“We will reserve comment until we’ve had an opportunity to review the bill they will bring to the floor,” Hirsch said in an e-mail. “However, the president has been clear he wants a bill that meets the needs of our troops, gives military commanders the flexibility they require and does not exceed his requested level of spending.”

Homeless advocate groups are becoming increasingly desperate to save the funds, which would provide about 3,000 housing assistance vouchers to mentally and physically disabled Katrina victims; nonprofits say they are the neediest segment of New Orleans’ swelling homeless population.

The August 2005 disaster that submerged 80 percent of the city and killed more than 1,600 people also led to a doubling of the homeless population to 12,000, according to assistance groups.

“Disabled Katrina victims shouldn’t be the victims of a political blame game between the parties,” said Martha Kegel, executive director of UNITY of Greater New Orleans, a group that has counted New Orleans’ homeless. “Both the House leadership and the President need to step up to the plate on behalf of the most vulnerable people here.”

Joining Jindal in support of the vouchers are U.S. senators from Louisiana who are frequently at odds, Republican David Vitter and Democrat Mary Landrieu. The lawmakers expressed sympathy for the plight of Iraqi refugees and did not want that funding jeopardized, but said the ongoing need for Katrina aid should not be overlooked.

“Nearly three years since the storms, permanent supportive housing vouchers are needed more than ever to help get our most vulnerable population — the elderly and disabled — into safe, affordable homes,” Landrieu said.

For 11 months, many of the city’s homeless have clustered in tent shanties that first sprung up in a grassy City Hall Plaza.
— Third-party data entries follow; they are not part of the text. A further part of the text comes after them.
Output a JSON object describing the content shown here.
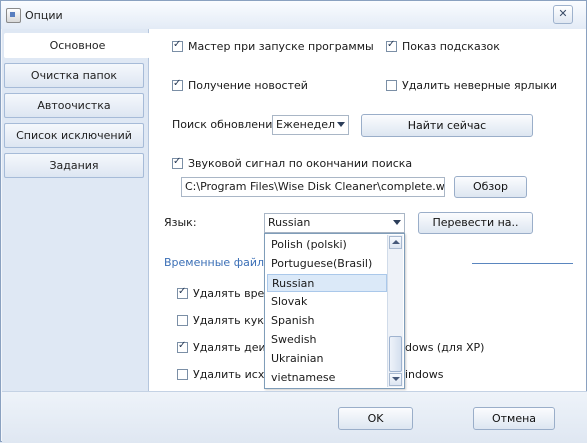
{
  "window": {
    "title": "Опции",
    "close_glyph": "✕"
  },
  "sidebar": {
    "items": [
      {
        "label": "Основное",
        "active": true
      },
      {
        "label": "Очистка папок",
        "active": false
      },
      {
        "label": "Автоочистка",
        "active": false
      },
      {
        "label": "Список исключений",
        "active": false
      },
      {
        "label": "Задания",
        "active": false
      }
    ]
  },
  "options": {
    "wizard_on_start": {
      "label": "Мастер при запуске программы",
      "checked": true
    },
    "show_tips": {
      "label": "Показ подсказок",
      "checked": true
    },
    "get_news": {
      "label": "Получение новостей",
      "checked": true
    },
    "delete_bad_shortcuts": {
      "label": "Удалить неверные ярлыки",
      "checked": false
    }
  },
  "updates": {
    "label": "Поиск обновлений",
    "frequency_value": "Еженедел",
    "find_now_label": "Найти сейчас"
  },
  "sound": {
    "label": "Звуковой сигнал по окончании поиска",
    "checked": true,
    "path_value": "C:\\Program Files\\Wise Disk Cleaner\\complete.wav",
    "browse_label": "Обзор"
  },
  "language": {
    "label": "Язык:",
    "selected": "Russian",
    "translate_label": "Перевести на..",
    "dropdown_items": [
      "Polish (polski)",
      "Portuguese(Brasil)",
      "Russian",
      "Slovak",
      "Spanish",
      "Swedish",
      "Ukrainian",
      "vietnamese"
    ]
  },
  "temp_files": {
    "header": "Временные файлы I",
    "items": [
      {
        "label": "Удалять врем",
        "checked": true
      },
      {
        "label": "Удалять куки",
        "checked": false
      },
      {
        "label": "Удалять деин",
        "suffix": "dows (для XP)",
        "checked": true
      },
      {
        "label": "Удалить исхо",
        "suffix": "indows",
        "checked": false
      }
    ]
  },
  "footer": {
    "ok_label": "OK",
    "cancel_label": "Отмена"
  },
  "colors": {
    "accent": "#3b6fb6",
    "sidebar_bg": "#dfe8f4",
    "selection": "#dbe9f8"
  }
}
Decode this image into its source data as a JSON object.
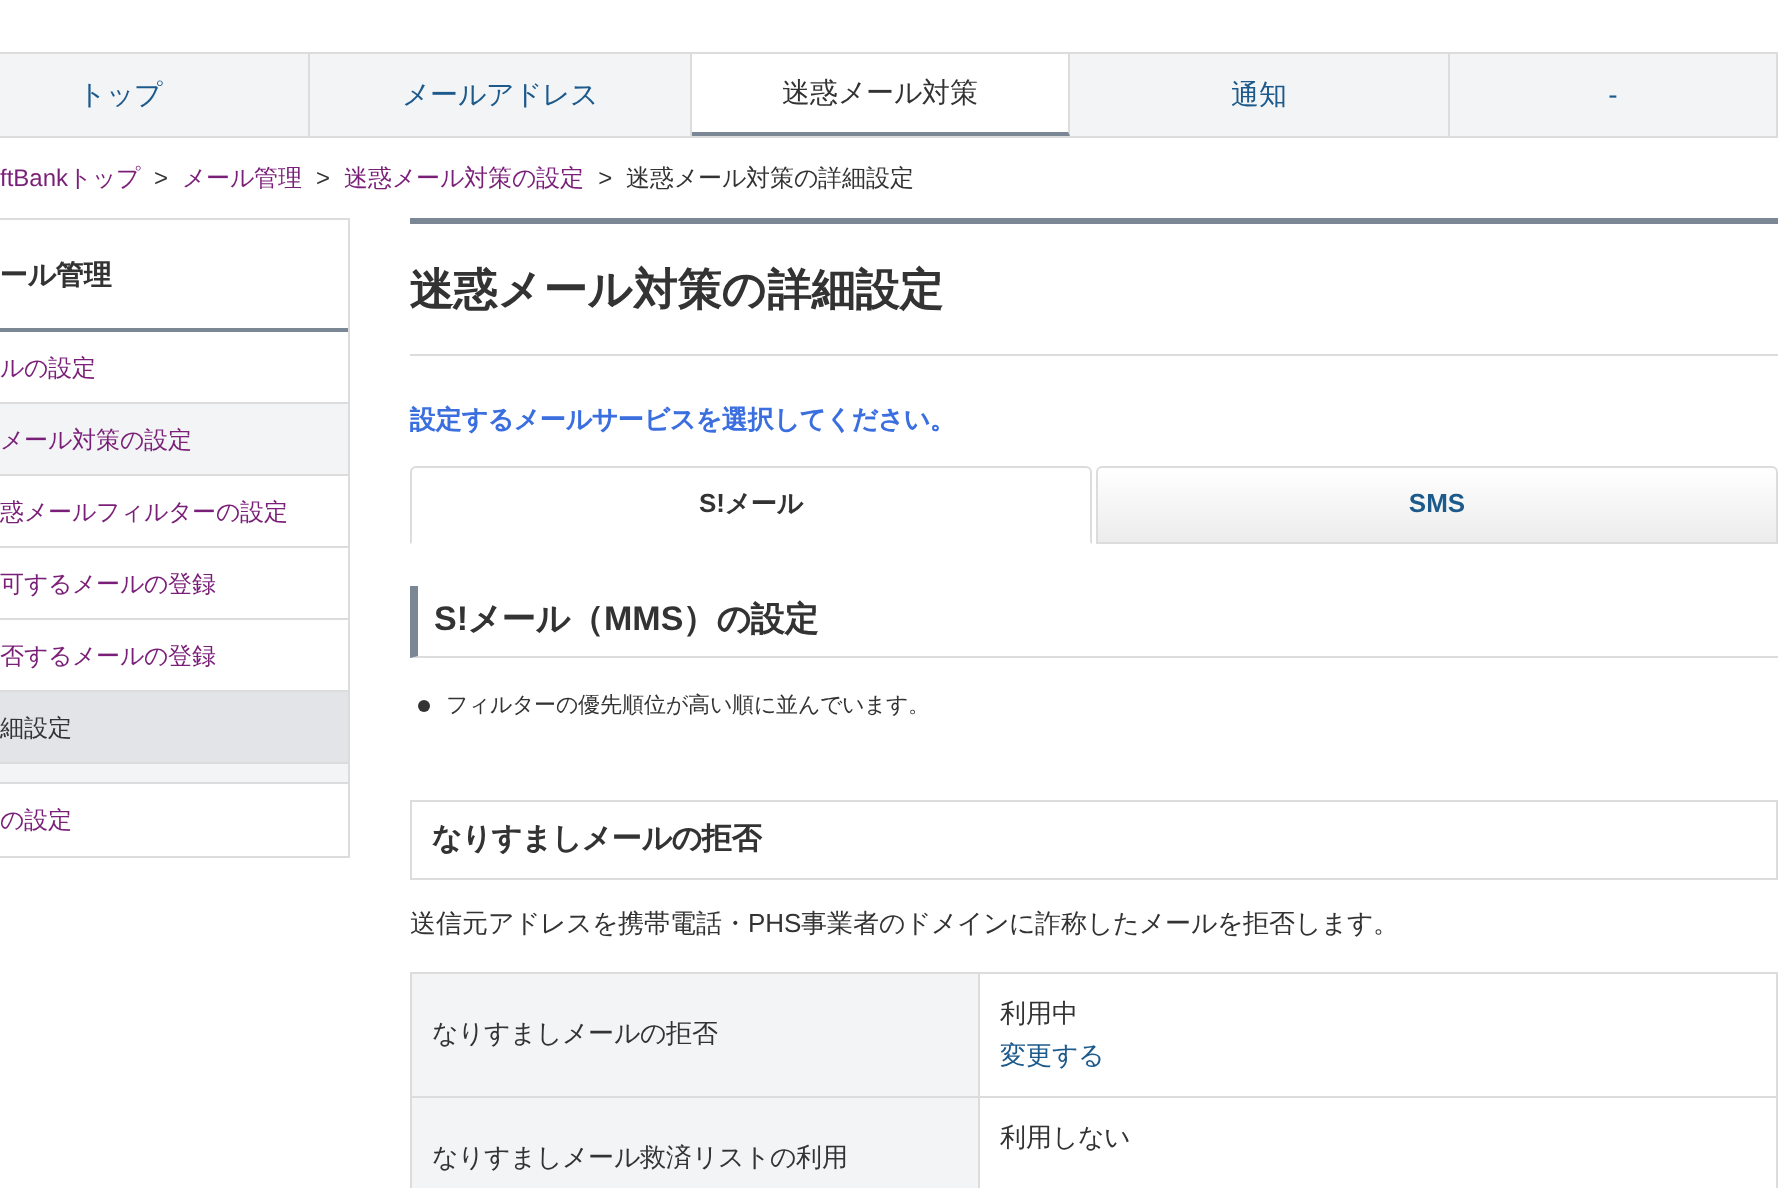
{
  "global_tabs": [
    {
      "label": "トップ",
      "selected": false
    },
    {
      "label": "メールアドレス",
      "selected": false
    },
    {
      "label": "迷惑メール対策",
      "selected": true
    },
    {
      "label": "通知",
      "selected": false
    },
    {
      "label": "-",
      "selected": false
    }
  ],
  "breadcrumb": {
    "links": [
      "ftBankトップ",
      "メール管理",
      "迷惑メール対策の設定"
    ],
    "current": "迷惑メール対策の詳細設定",
    "separator": ">"
  },
  "sidebar": {
    "title": "ール管理",
    "items": [
      {
        "label": "ルの設定",
        "selected": false,
        "hovered": false
      },
      {
        "label": "メール対策の設定",
        "selected": false,
        "hovered": true
      },
      {
        "label": "惑メールフィルターの設定",
        "selected": false,
        "hovered": false
      },
      {
        "label": "可するメールの登録",
        "selected": false,
        "hovered": false
      },
      {
        "label": "否するメールの登録",
        "selected": false,
        "hovered": false
      },
      {
        "label": "細設定",
        "selected": true,
        "hovered": false
      },
      {
        "label": "の設定",
        "selected": false,
        "hovered": false
      }
    ]
  },
  "main": {
    "title": "迷惑メール対策の詳細設定",
    "prompt": "設定するメールサービスを選択してください。",
    "service_tabs": [
      {
        "label": "S!メール",
        "selected": true
      },
      {
        "label": "SMS",
        "selected": false
      }
    ],
    "section_title": "S!メール（MMS）の設定",
    "notes": [
      "フィルターの優先順位が高い順に並んでいます。"
    ],
    "subsection_title": "なりすましメールの拒否",
    "description": "送信元アドレスを携帯電話・PHS事業者のドメインに詐称したメールを拒否します。",
    "settings": [
      {
        "name": "なりすましメールの拒否",
        "status": "利用中",
        "action": "変更する"
      },
      {
        "name": "なりすましメール救済リストの利用",
        "status": "利用しない"
      }
    ]
  }
}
That area was ringed with a construction fence in late December. However, the demolition of a state office building that was the city’s stated reason for the action has not taken place five months later.

The camp has since migrated to an exhaust-choked stretch of Interstate 10, about midway between the tourists destinations of the French Quarter and Louisiana Superdome. Kegel said her group has taken the names of some 500 different people who have passed through the camp, about 85 percent of them found to be native New Orleans residents displaced by Katrina.